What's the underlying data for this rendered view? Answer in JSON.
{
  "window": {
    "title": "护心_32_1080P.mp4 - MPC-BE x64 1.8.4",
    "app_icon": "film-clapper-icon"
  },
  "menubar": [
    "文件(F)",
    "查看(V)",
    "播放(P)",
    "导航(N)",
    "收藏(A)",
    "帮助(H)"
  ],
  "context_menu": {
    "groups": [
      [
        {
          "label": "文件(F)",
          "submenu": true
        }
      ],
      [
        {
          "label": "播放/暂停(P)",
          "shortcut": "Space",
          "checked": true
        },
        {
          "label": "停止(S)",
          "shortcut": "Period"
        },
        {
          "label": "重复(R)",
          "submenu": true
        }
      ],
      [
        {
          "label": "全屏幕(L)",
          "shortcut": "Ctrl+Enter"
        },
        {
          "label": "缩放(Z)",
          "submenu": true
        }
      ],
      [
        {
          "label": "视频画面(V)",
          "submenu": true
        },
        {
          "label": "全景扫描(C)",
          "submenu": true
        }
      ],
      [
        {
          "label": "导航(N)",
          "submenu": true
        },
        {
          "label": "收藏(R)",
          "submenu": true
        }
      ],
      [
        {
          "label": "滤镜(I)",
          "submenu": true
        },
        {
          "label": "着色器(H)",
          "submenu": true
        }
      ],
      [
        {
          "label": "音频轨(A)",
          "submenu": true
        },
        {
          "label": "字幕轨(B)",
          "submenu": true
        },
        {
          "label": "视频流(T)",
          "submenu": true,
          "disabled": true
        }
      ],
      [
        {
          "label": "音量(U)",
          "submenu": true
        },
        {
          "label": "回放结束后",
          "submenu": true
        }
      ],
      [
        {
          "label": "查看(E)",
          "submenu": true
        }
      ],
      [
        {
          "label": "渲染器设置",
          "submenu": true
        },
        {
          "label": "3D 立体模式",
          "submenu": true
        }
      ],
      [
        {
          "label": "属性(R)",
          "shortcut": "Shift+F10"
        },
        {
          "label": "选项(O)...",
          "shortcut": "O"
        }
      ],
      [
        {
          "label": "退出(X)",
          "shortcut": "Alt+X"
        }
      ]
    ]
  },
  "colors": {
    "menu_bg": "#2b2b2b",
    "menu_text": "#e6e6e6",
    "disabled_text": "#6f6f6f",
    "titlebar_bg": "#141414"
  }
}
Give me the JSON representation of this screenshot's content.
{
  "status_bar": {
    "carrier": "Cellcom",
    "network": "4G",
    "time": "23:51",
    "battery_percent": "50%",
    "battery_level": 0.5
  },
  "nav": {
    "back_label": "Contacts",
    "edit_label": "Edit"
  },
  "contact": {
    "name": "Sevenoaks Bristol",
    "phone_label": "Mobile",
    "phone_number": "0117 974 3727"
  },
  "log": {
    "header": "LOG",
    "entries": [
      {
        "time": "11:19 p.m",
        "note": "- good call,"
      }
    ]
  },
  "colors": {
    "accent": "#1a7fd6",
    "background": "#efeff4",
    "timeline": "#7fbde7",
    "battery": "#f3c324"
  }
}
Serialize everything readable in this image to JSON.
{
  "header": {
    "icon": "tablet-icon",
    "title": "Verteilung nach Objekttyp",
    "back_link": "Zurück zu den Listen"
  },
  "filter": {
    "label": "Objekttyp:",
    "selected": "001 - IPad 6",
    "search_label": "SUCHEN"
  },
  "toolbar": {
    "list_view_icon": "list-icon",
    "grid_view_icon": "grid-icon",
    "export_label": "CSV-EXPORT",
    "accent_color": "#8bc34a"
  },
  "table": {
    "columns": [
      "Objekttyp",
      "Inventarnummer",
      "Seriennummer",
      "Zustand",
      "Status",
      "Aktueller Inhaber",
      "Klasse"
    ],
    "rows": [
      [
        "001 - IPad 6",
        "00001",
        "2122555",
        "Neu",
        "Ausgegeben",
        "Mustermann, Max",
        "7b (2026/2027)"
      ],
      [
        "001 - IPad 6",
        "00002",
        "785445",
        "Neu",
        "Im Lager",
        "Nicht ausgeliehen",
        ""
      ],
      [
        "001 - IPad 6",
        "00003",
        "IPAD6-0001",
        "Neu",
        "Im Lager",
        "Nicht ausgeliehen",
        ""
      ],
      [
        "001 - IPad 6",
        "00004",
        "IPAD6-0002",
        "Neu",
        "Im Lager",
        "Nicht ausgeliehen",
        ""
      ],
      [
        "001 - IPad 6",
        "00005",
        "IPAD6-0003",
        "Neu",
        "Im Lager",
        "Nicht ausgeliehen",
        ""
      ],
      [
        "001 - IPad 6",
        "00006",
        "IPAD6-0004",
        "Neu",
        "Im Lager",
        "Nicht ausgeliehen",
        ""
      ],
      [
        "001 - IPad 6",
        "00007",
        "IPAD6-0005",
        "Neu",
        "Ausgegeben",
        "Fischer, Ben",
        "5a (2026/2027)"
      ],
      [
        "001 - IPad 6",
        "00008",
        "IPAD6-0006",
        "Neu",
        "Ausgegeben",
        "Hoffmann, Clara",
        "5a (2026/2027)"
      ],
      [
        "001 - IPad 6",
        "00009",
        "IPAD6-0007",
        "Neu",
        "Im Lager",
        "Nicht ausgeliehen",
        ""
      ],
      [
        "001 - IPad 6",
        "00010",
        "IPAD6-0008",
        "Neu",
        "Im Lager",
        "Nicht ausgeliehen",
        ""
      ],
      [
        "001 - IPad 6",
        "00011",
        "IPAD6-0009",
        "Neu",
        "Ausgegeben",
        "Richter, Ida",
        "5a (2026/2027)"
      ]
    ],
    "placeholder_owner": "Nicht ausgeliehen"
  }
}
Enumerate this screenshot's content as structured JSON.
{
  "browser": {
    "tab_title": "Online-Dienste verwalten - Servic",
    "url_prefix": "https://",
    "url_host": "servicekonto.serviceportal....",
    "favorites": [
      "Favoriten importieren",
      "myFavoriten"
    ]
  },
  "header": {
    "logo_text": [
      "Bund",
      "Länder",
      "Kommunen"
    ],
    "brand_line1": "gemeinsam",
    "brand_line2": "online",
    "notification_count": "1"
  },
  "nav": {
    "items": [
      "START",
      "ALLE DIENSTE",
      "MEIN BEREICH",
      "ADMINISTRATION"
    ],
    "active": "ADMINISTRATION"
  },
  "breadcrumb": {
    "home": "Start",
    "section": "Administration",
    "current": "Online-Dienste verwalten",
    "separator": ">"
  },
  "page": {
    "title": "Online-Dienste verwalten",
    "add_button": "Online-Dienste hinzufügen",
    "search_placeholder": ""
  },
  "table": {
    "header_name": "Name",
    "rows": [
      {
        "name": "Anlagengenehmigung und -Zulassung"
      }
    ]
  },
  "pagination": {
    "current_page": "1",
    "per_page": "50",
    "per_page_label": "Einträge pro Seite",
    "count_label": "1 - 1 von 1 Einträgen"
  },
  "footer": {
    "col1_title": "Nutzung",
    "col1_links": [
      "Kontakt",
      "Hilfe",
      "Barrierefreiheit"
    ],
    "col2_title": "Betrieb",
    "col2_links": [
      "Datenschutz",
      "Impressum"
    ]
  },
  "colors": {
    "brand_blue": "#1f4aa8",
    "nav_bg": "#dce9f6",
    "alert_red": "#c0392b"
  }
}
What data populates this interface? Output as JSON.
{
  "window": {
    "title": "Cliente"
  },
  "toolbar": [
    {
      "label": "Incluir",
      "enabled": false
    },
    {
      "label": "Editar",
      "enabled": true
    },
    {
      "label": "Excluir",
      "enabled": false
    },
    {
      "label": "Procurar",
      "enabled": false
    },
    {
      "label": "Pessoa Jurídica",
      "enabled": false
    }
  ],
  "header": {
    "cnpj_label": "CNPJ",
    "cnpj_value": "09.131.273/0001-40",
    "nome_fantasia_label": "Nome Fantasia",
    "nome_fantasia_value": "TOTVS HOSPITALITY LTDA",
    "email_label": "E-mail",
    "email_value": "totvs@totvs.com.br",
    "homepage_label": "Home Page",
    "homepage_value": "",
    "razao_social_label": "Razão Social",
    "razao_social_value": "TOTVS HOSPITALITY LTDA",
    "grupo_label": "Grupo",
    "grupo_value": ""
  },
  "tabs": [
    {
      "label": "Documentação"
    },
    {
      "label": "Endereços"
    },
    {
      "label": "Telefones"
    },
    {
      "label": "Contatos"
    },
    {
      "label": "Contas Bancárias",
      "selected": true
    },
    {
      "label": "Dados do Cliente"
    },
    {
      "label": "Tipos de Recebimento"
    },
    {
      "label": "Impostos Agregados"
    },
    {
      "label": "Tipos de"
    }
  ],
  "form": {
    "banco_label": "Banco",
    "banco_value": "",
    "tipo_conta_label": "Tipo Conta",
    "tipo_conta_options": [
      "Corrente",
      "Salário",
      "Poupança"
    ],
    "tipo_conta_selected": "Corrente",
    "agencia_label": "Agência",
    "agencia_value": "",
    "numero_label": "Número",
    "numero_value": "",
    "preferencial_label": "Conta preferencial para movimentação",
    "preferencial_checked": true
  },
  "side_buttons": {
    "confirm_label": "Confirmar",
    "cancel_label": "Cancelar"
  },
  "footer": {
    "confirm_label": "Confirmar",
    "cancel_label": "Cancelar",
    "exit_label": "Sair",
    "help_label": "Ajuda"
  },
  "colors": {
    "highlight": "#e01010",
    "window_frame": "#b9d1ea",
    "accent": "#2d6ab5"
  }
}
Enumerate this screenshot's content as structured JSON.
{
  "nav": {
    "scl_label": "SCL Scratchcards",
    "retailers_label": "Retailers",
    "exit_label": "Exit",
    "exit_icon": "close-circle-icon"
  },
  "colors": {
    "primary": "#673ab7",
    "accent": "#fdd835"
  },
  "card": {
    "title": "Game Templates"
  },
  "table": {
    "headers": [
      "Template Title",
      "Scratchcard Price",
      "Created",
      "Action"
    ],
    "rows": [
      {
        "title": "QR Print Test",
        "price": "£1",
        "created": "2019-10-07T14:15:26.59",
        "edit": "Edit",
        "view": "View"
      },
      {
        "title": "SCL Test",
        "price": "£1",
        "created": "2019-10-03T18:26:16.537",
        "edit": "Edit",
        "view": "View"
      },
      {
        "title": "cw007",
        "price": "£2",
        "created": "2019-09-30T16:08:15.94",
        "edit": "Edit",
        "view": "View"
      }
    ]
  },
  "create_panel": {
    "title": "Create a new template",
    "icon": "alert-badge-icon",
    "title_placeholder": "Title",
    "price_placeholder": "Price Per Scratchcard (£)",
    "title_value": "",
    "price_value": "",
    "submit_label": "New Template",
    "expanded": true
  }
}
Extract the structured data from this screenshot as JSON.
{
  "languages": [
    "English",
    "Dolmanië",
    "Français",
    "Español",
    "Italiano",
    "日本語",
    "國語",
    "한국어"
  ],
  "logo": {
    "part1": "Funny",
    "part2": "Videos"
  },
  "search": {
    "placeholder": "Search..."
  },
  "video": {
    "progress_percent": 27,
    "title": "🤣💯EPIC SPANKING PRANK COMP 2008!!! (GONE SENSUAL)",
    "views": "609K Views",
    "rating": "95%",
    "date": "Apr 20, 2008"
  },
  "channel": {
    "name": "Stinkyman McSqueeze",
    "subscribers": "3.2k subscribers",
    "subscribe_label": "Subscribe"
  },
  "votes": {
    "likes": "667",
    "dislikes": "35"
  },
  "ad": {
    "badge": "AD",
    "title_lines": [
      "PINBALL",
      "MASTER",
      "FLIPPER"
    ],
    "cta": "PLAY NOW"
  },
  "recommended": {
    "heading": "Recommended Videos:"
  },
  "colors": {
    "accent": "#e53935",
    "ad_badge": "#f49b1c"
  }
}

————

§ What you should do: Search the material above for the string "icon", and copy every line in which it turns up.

§ Answer to this exercise:
    "app_icon": "film-clapper-icon"
    "icon": "tablet-icon",
    "list_view_icon": "list-icon",
    "grid_view_icon": "grid-icon",
    "exit_icon": "close-circle-icon"
    "icon": "alert-badge-icon",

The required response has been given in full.